Book 3 focuses on the ministers who guided the faith of the New Englanders. According to Levy, some seventy-seven of these divines were graduates of Cambridge and Oxford and were practicing in England before coming to America. Dozens followed them. The measure that Mather uses for these ministers’ greatness is ethical significance. As with the governors, these pastors follow a similar pattern of sainthood, according to David Levin. Although they struggled with doubt and uncertainty, all glorified God and instructed posterity by their example.
Book 4 notes the early and essential role Harvard College played in developing new spiritual leaders in the colonies. Mather’s father was president of the college, and several of his commencement addresses (in Latin) are included in the Magnalia Christi Americana. Later in his life, Mather would be disappointed that he himself was not to be appointed to the college’s presidency. He did attend the school, however, beginning at the age of twelve. This book sketches nine ministers’ lives, all earning Harvard degrees. Book 5 is a discussion of the congregational churches in New England and the synods in which representatives of individual congregations agreed on organizational structure, membership requirements, and other matters of the church polity.
Book 6 concerns what Mather calls wonderful providences that illustrate God’s hand at work in New England. Among the examples cited are rewards of the worthy and punishments of the sinful. Some examples recount deliverance from storms at sea, a frequent source of anxiety for the colonists who depended on ships to bring their loved ones and supplies; other examples involve remarkable conversions, including those of Native Americans. Mather also cites instances of witchcraft and demon possession. All these events have a supernatural aura that challenges the rationality and skepticism of the times.
The final book of the Magnalia Christi Americana describes various tribulations, from Indian wars to heretics in the church to political problems with England’s governance of the colony. Each problem, to Mather’s way of thinking, is ultimately the result of sinfulness among the colonists themselves, which causes God to punish them. He includes his own jeremiad on the subject, which warns of further retribution if the colony does not reform itself.
Sacvan Bercovitch argues that the apocalyptic nature of the Magnalia Christi Americana establishes very early on in American history a corporate American identity. It is one of the first prophetic books in American literature, and may be less significant as history than as myth and archetype. Mather’s treating America as exceptional in both its creation and central role in world history has greatly influenced American thought, including the ideas of such literary figures as Benjamin Franklin, Ralph Waldo Emerson, Henry Wadsworth Longfellow, Harriet Beecher Stowe, and Nathaniel Hawthorne.
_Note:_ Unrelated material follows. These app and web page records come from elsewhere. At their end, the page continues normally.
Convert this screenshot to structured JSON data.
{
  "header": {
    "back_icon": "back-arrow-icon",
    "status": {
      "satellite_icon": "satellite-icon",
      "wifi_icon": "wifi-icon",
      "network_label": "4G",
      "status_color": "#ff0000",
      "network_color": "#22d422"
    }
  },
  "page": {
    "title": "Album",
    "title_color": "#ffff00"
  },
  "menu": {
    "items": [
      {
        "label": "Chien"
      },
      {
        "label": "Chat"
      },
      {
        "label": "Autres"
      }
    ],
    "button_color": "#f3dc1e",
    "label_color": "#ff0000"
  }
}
The Magnalia Christi Americana set an important standard by which Americans came to identify themselves.